BOISE, Idaho (AP) — Idaho's $2.5 billion dairy industry wants to put people who film their operations surreptitiously in jail for up to a year, a bid to block animal-rights groups from spying on farms  in hopes of catching animal cruelty on tape.
Sen. Jim Patrick of Twin Falls Thursday introduced the measure on the heels of videos produced in early 2013 by a group at one of Idaho's largest dairies documenting cows being beaten.
If the measure passes, anybody who enters an agricultural production facility without permission and records operations could face a year behind bars and a $5,000 fine.
Milk producers blame animal rights groups for trying to sabotage their operations.
The groups, meanwhile, contend they're trying to expose operations that mistreat their animals.
Utah is among states with a similar law.

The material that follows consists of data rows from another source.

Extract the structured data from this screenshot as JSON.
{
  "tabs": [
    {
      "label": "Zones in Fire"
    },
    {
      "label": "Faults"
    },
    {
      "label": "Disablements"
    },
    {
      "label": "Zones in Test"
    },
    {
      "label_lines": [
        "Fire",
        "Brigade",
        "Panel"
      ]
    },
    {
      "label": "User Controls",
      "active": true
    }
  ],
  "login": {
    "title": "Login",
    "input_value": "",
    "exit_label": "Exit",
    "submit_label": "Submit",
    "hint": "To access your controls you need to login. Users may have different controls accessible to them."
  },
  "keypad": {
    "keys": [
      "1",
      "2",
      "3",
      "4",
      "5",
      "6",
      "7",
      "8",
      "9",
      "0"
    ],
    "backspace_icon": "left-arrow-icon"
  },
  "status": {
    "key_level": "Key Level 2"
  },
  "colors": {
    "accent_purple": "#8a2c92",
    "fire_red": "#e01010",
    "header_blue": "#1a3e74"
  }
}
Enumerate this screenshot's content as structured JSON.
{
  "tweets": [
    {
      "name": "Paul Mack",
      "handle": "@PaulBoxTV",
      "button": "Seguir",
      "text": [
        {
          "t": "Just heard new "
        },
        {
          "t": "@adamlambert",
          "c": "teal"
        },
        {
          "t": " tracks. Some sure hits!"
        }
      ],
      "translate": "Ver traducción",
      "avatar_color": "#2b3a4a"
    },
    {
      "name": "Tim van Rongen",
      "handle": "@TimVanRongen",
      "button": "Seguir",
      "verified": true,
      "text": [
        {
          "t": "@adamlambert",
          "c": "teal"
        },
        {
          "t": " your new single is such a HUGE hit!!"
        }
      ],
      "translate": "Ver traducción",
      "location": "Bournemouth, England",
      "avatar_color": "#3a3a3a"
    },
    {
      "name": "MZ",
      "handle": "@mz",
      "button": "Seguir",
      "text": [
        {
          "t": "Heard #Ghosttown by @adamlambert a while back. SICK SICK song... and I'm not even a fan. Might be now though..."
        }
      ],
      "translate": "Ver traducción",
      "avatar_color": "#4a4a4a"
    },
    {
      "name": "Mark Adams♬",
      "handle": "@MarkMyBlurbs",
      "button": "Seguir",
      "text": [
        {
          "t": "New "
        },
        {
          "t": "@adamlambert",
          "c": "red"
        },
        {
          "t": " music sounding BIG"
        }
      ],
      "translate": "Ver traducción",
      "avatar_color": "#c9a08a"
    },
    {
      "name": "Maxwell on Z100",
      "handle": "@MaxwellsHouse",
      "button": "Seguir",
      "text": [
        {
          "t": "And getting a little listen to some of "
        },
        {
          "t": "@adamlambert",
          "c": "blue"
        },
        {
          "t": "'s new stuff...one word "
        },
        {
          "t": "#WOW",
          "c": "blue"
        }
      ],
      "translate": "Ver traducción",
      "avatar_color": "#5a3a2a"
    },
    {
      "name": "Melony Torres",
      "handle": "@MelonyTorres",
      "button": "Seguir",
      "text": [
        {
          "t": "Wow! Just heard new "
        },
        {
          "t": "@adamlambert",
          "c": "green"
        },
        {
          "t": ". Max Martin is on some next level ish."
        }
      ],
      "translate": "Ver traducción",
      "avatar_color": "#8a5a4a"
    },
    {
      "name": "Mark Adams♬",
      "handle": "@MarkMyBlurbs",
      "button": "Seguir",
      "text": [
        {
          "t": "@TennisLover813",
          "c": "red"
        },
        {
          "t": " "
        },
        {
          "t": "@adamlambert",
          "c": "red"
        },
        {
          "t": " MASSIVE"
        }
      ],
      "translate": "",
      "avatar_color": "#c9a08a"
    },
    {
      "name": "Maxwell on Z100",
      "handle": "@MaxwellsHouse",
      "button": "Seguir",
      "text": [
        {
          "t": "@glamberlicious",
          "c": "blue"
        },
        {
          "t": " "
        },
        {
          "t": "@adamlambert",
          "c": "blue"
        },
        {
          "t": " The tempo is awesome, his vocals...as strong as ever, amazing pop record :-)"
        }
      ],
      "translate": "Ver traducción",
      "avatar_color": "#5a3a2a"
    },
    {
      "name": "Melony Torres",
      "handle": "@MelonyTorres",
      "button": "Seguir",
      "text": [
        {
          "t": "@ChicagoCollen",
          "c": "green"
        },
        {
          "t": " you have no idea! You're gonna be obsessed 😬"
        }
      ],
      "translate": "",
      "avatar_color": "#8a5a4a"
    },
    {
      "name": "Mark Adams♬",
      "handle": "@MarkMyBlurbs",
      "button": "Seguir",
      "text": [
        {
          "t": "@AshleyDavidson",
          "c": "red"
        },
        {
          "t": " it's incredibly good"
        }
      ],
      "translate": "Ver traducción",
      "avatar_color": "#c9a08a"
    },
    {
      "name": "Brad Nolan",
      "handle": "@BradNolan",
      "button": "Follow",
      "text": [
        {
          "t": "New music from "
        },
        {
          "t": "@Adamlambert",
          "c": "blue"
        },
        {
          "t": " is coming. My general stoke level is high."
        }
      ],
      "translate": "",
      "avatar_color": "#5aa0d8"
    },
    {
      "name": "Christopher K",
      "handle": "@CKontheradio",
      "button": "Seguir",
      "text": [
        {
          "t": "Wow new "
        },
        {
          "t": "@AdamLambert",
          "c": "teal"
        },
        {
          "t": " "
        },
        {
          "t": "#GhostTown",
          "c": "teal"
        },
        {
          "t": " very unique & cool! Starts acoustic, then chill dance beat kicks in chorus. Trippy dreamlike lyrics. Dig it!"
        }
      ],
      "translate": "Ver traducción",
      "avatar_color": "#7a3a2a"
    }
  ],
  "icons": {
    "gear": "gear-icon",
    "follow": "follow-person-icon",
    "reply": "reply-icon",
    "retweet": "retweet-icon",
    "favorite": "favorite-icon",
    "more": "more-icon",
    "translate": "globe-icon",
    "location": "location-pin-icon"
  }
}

Idaho's $2.5 billion dairy industry wants to put people who film their operations surreptitiously in prison for up to one year, a bid to block animal-rights organizations from spying on farms in hopes of catching animal cruelty on tape.